Let’s face it, these workers are doing the jobs no one else will do. The back bone of America today is Latino, and is being disregarded.

The following Telemundo report, about the agricultural immigrant labor in the Salinas valley, highlights the experiences of immigrants today and how they are filling the role of cheap labor.

The report analyzes the notion of stolen jobs by undocumented workers. The video is in Spanish, so put your Sombreros on 😀

I’m just saying, how many of us are willing to pick fruits and vegetables for a living? and shouldn’t we be more aware of the treatment of immigrant workers, so that perhaps they aren’t taken advantage of?

ILLEGAL: How this anti-immigrant term contaminates public perception of undocumented immigrants

Illustration by Maria Esmeralda Renteria.

An invading horde of disease-carrying criminal aliens pours over an unprotected border, draining limited state resources.

This is the image of immigrants popularized by mass media.

There is no denying the influential power that words possess in shaping how people perceive the world around them. It is precisely this reason why the word illegal must be consciously removed from popular discourse regarding immigration.

“The word illegal sets the tone of how you treat someone,” said Nancy Meza, a UCLA alumna. “We need people to stop using the word illegal because it stops the conversation. When you call someone illegal you’re already demonizing them. This narrows the scope of understanding why immigration happens.”

Identifying herself as undocumented and unafraid, Meza stated that being unafraid means you are public about your status and what you go through as an undocumented person.

“We are not aliens, we are not criminals, we are not less than anyone else. We’re social refugees, economic refugees,” said Meza.

The use of the term illegal in mainstream media stigmatizes undocumented people by reducing them to criminals.  Subsequently, the veiled message the word conveys acts as a mechanism for racially-motivated attacks.

There is a direct link between the anti-immigrant message conveyed across popular media outlets and the atmosphere of violence and hate that manifests itself on the streets.

According to a 2009 report by the Leadership Conference on Civil Rights Education, the increasing number of anti-immigration commentaries from high-profile national media personalities “correlates closely with the increase in hate crimes against Hispanics.”

The toxic manner in which the term illegal is irresponsibly spewed through the media is a catalyst for violence.

In July 2009 two men beat and stabbed 45-year-old janitor Maria Guadarrama in Orange County. After taking her wallet, they are reported to have said, “You’re worthless, you’re Mexican.”

On Oct. 14, 2010 two men in Shenandoah, Pennsylvania, were convicted for the racially-motivated murder of Eduardo Ramirez Zavala. They are reported to have said, “Go back to Mexico,” and called him a “fucking wetback” as they beat the father of three to death.

News anchors, pundits and politicians on both sides of the debate use the term illegal. Its repetition has created a negative connotation that overgeneralizes and robs people of their humanity.  By calling undocumented people illegal, hardworking immigrants are unfairly cast as pedophiles, drug smugglers and murderers.

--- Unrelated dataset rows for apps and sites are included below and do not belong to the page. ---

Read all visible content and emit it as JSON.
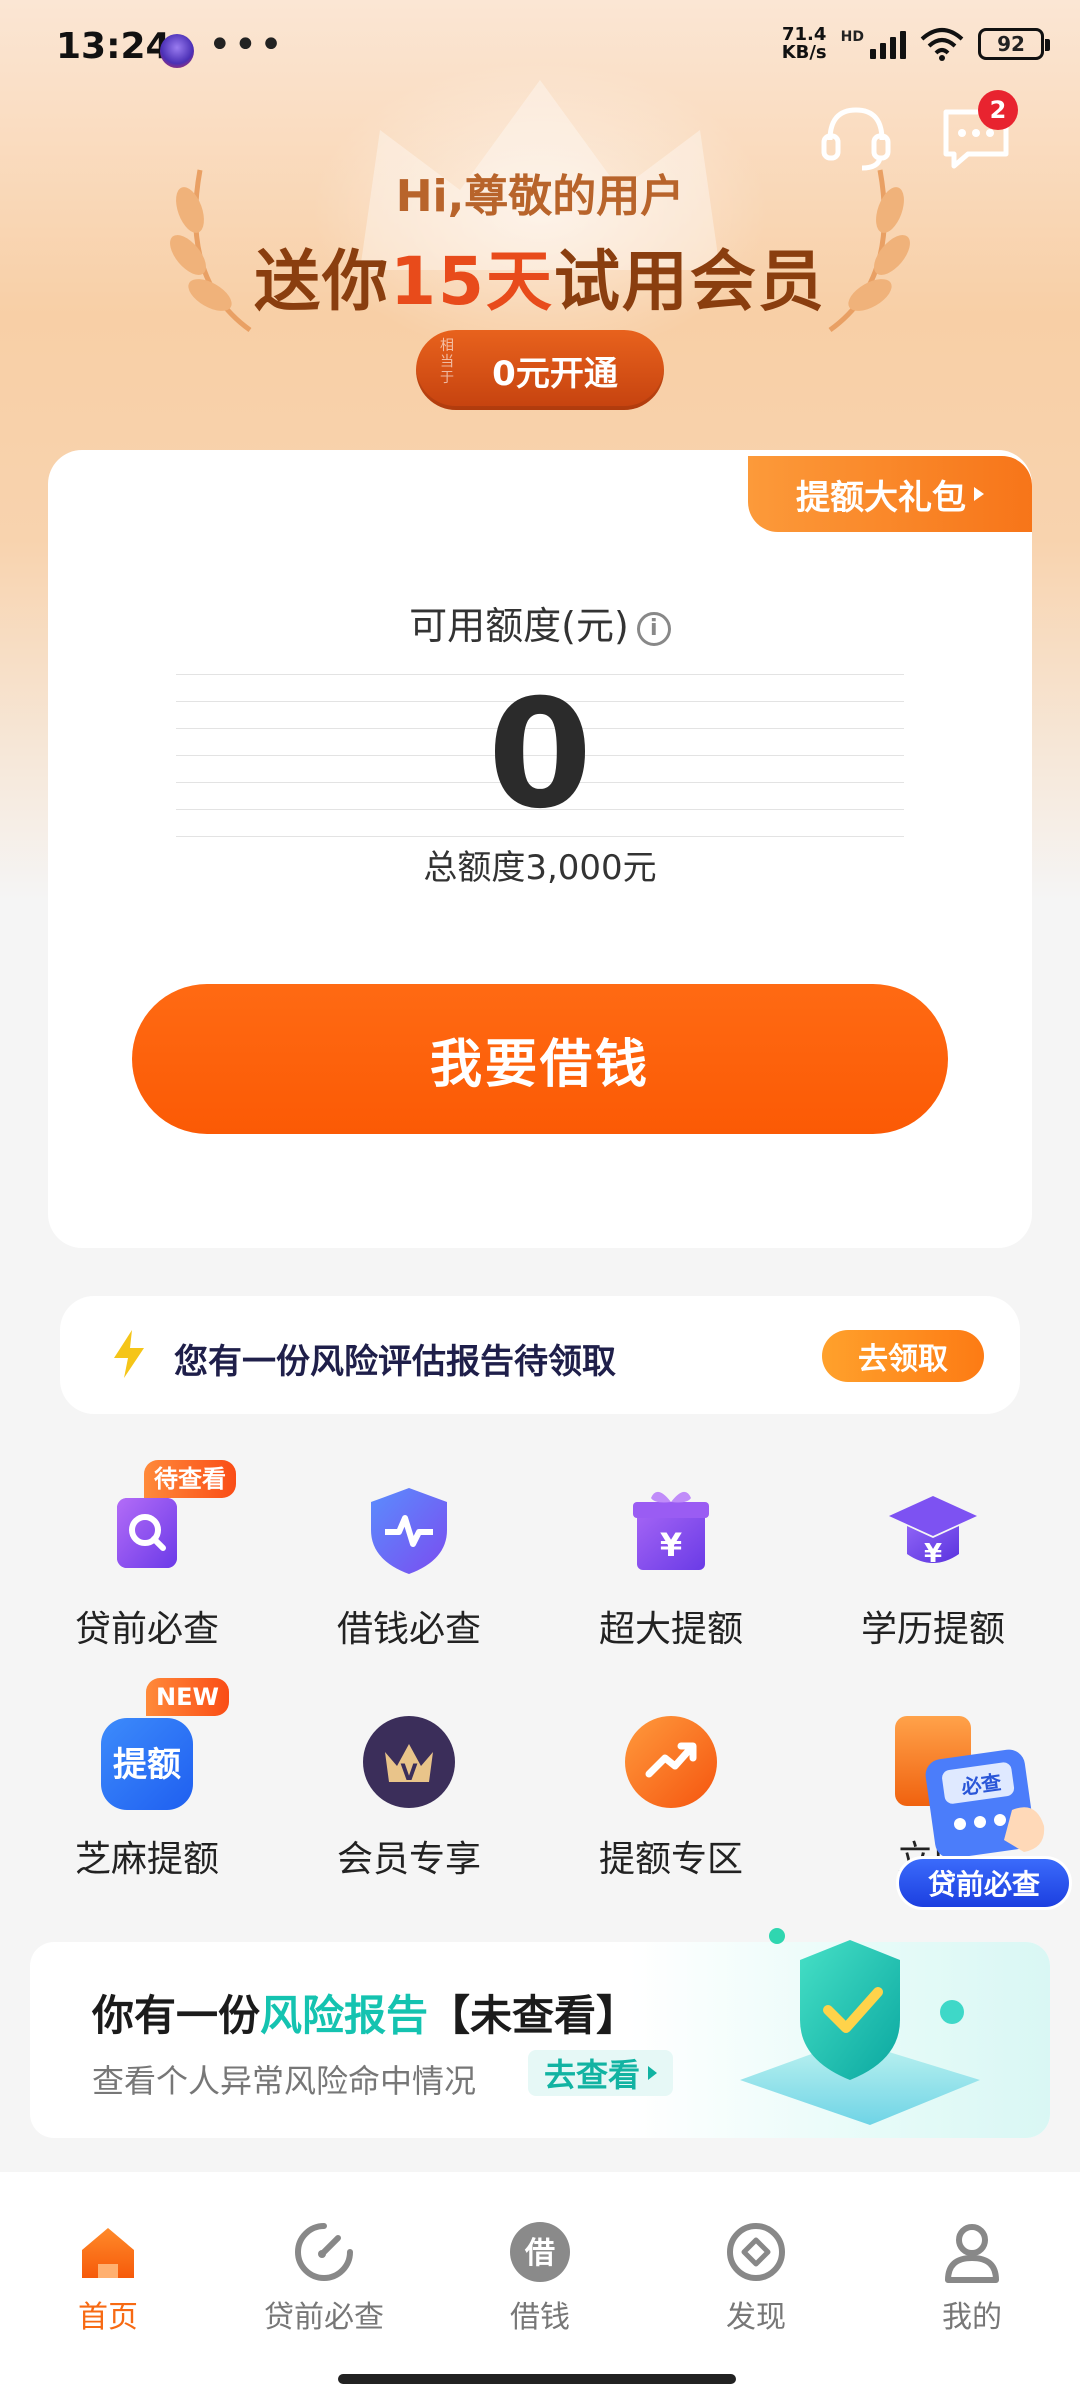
{
  "status_bar": {
    "time": "13:24",
    "dots": "•••",
    "net_speed_value": "71.4",
    "net_speed_unit": "KB/s",
    "hd": "HD",
    "battery": "92"
  },
  "header": {
    "message_badge": "2"
  },
  "hero": {
    "greeting": "Hi,尊敬的用户",
    "title_pre": "送你",
    "title_highlight": "15天",
    "title_post": "试用会员",
    "button_mini": "相当于",
    "button_label": "0元开通"
  },
  "credit": {
    "gift_tag": "提额大礼包",
    "available_label": "可用额度(元)",
    "info_icon": "i",
    "amount": "0",
    "total": "总额度3,000元",
    "borrow_button": "我要借钱"
  },
  "notice": {
    "text": "您有一份风险评估报告待领取",
    "button": "去领取"
  },
  "grid": {
    "items": [
      {
        "label": "贷前必查",
        "tag": "待查看",
        "icon": "loan-check-icon"
      },
      {
        "label": "借钱必查",
        "tag": "",
        "icon": "shield-pulse-icon"
      },
      {
        "label": "超大提额",
        "tag": "",
        "icon": "gift-yuan-icon"
      },
      {
        "label": "学历提额",
        "tag": "",
        "icon": "graduation-icon"
      },
      {
        "label": "芝麻提额",
        "tag": "NEW",
        "icon": "sesame-raise-icon",
        "icon_text": "提额"
      },
      {
        "label": "会员专享",
        "tag": "",
        "icon": "vip-crown-icon",
        "icon_text": "V"
      },
      {
        "label": "提额专区",
        "tag": "",
        "icon": "trend-up-icon"
      },
      {
        "label": "立即",
        "tag": "",
        "icon": "wallet-icon"
      }
    ]
  },
  "floating": {
    "check_text": "必查",
    "label": "贷前必查"
  },
  "report": {
    "title_pre": "你有一份",
    "title_highlight": "风险报告",
    "title_post": "【未查看】",
    "subtitle": "查看个人异常风险命中情况",
    "cta": "去查看"
  },
  "bottom_nav": {
    "items": [
      {
        "label": "首页",
        "icon": "home-icon",
        "active": true
      },
      {
        "label": "贷前必查",
        "icon": "gauge-icon",
        "active": false
      },
      {
        "label": "借钱",
        "icon": "borrow-icon",
        "icon_text": "借",
        "active": false
      },
      {
        "label": "发现",
        "icon": "compass-icon",
        "active": false
      },
      {
        "label": "我的",
        "icon": "profile-icon",
        "active": false
      }
    ]
  },
  "colors": {
    "accent": "#fb5a05",
    "teal": "#14c3b0",
    "badge": "#e8232f"
  }
}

Linguist Otto Santa Ana, Associate Professor with the UCLA César E. Chávez Department of Chicana and Chicano Studies at UCLA, has actively researched the representation of Latinos in print media.

“Those who favor the term illegal claim that unauthorized immigrants are criminals who deliberately violate US law. The argument continues that once in the US they abuse its social services, so they merit only punishment,” said Santa Ana.

“It’s a really horrible term to call people,” said Penelope Guevara, an undocumented student and third-year philosophy major at UCLA.

Guevara has lived in the US since she was a child and considers herself an American.

“If you know the story about undocumented peoples, you see they are not all these things, we’re people,” said Guevara.